Albatrosses have long been held in awe by mariners, who call them masters of the oceans. These birds seem to glide effortlessly into the teeth of a gale, over heaving seas. They come ashore only to be reunited with their mate and lay their egg.

Story by Paul Sagar
Main image: Northern royal albatross

Story Summary

All images & media in this story

Albatrosses can be seen in the oceans of the southern hemisphere, and in the northern Pacific Ocean. There are about 22 species of albatross, and they all have in common webbed feet for swimming, long and narrow wings for gliding, a hooked beak to tear up food, and thick feathers for warmth. Most adults have a white body with dark upper wings and tail. The smaller albatrosses, also called mollymawks, have black across the back. A few species have mainly sooty or dark-brown plumage.

Size

Albatrosses are the largest of all the seabirds. The biggest is the southern royal albatross. Males weigh 10.3 kilograms, and have a wing span of up to 3.45 metres. The smallest is the yellow-nosed albatross, weighing 2.1 kilograms and with a wing span of 1.9 metres.

Feeding

Albatrosses spend most of their time in flight or sitting on the water. They travel thousands of kilometres over the ocean in search of food.

Albatrosses mostly eat squid, but they also prey on crustaceans such as krill, and fish. Groups of birds can often be seen scavenging around fishing boats.

Breeding

Albatrosses come ashore only to lay their egg and raise their chick. Most breed in colonies on remote islands, far from predators such as rats or cats. Most build sturdy nests that are used for many seasons, and pairs often remain together for many years. They lay an egg once every year or two years (depending on the species), and the parents take turns incubating it and caring for the chick, and flying off to find and bring back food.

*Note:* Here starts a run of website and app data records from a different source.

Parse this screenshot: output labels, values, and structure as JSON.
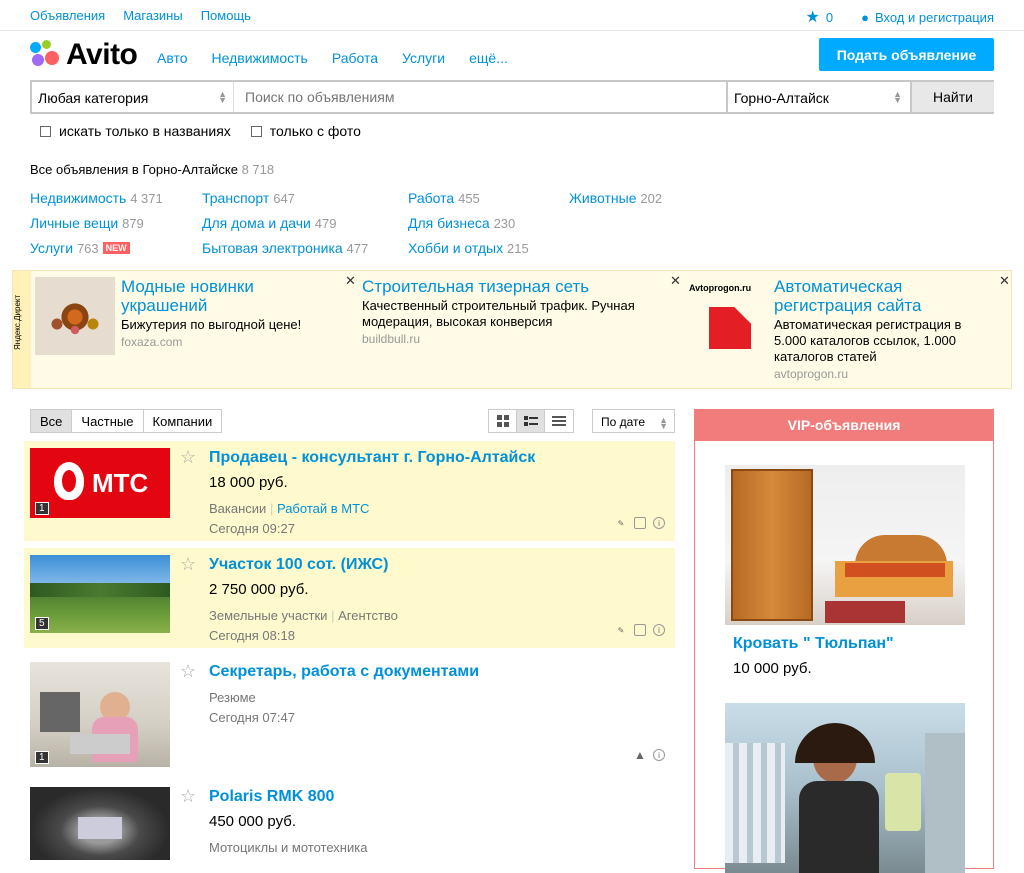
{
  "topbar": {
    "links": [
      "Объявления",
      "Магазины",
      "Помощь"
    ],
    "favorites_count": "0",
    "login": "Вход и регистрация"
  },
  "header": {
    "logo": "Avito",
    "nav": [
      "Авто",
      "Недвижимость",
      "Работа",
      "Услуги",
      "ещё..."
    ],
    "post_button": "Подать объявление"
  },
  "search": {
    "category": "Любая категория",
    "placeholder": "Поиск по объявлениям",
    "city": "Горно-Алтайск",
    "button": "Найти",
    "filters": [
      "искать только в названиях",
      "только с фото"
    ]
  },
  "summary": {
    "label": "Все объявления в Горно-Алтайске",
    "count": "8 718"
  },
  "categories": [
    {
      "name": "Недвижимость",
      "count": "4 371"
    },
    {
      "name": "Личные вещи",
      "count": "879"
    },
    {
      "name": "Услуги",
      "count": "763",
      "badge": "NEW"
    },
    {
      "name": "Транспорт",
      "count": "647"
    },
    {
      "name": "Для дома и дачи",
      "count": "479"
    },
    {
      "name": "Бытовая электроника",
      "count": "477"
    },
    {
      "name": "Работа",
      "count": "455"
    },
    {
      "name": "Для бизнеса",
      "count": "230"
    },
    {
      "name": "Хобби и отдых",
      "count": "215"
    },
    {
      "name": "Животные",
      "count": "202"
    }
  ],
  "ads": {
    "label": "Яндекс.Директ",
    "items": [
      {
        "title": "Модные новинки украшений",
        "desc": "Бижутерия по выгодной цене!",
        "url": "foxaza.com"
      },
      {
        "title": "Строительная тизерная сеть",
        "desc": "Качественный строительный трафик. Ручная модерация, высокая конверсия",
        "url": "buildbull.ru"
      },
      {
        "title": "Автоматическая регистрация сайта",
        "desc": "Автоматическая регистрация в 5.000 каталогов ссылок, 1.000 каталогов статей",
        "url": "avtoprogon.ru",
        "logo": "Avtoprogon.ru"
      }
    ]
  },
  "listing": {
    "tabs": [
      "Все",
      "Частные",
      "Компании"
    ],
    "sort": "По дате",
    "items": [
      {
        "title": "Продавец - консультант г. Горно-Алтайск",
        "price": "18 000 руб.",
        "category": "Вакансии",
        "seller": "Работай в МТС",
        "date": "Сегодня 09:27",
        "photos": "1",
        "thumb_text": "МТС"
      },
      {
        "title": "Участок 100 сот. (ИЖС)",
        "price": "2 750 000 руб.",
        "category": "Земельные участки",
        "seller": "Агентство",
        "date": "Сегодня 08:18",
        "photos": "5"
      },
      {
        "title": "Секретарь, работа с документами",
        "category": "Резюме",
        "date": "Сегодня 07:47",
        "photos": "1"
      },
      {
        "title": "Polaris RMK 800",
        "price": "450 000 руб.",
        "category": "Мотоциклы и мототехника"
      }
    ]
  },
  "vip": {
    "header": "VIP-объявления",
    "items": [
      {
        "title": "Кровать \" Тюльпан\"",
        "price": "10 000 руб."
      }
    ]
  }
}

The great albatrosses

The wandering and royal albatrosses are among the great albatrosses.

The southern and northern royal albatrosses breed only in New Zealand. When not breeding they spend much of the time off the coasts of South America.

Two forms of wandering albatross – Antipodean and Auckland wandering (or Gibson’s) albatrosses – are also unique to New Zealand.

Mollymawks

Mollymawks are smaller than the great albatrosses. They nearly all breed in the New Zealand region – yellow-nosed albatrosses are the exception.

How to cite this page:

Paul Sagar, 'Albatrosses', Te Ara - the Encyclopedia of New Zealand, http://www.TeAra.govt.nz/en/albatrosses (accessed 29 March 2017)

Story by Paul Sagar, published 12 Jun 2006, reviewed & revised 17 Feb 2015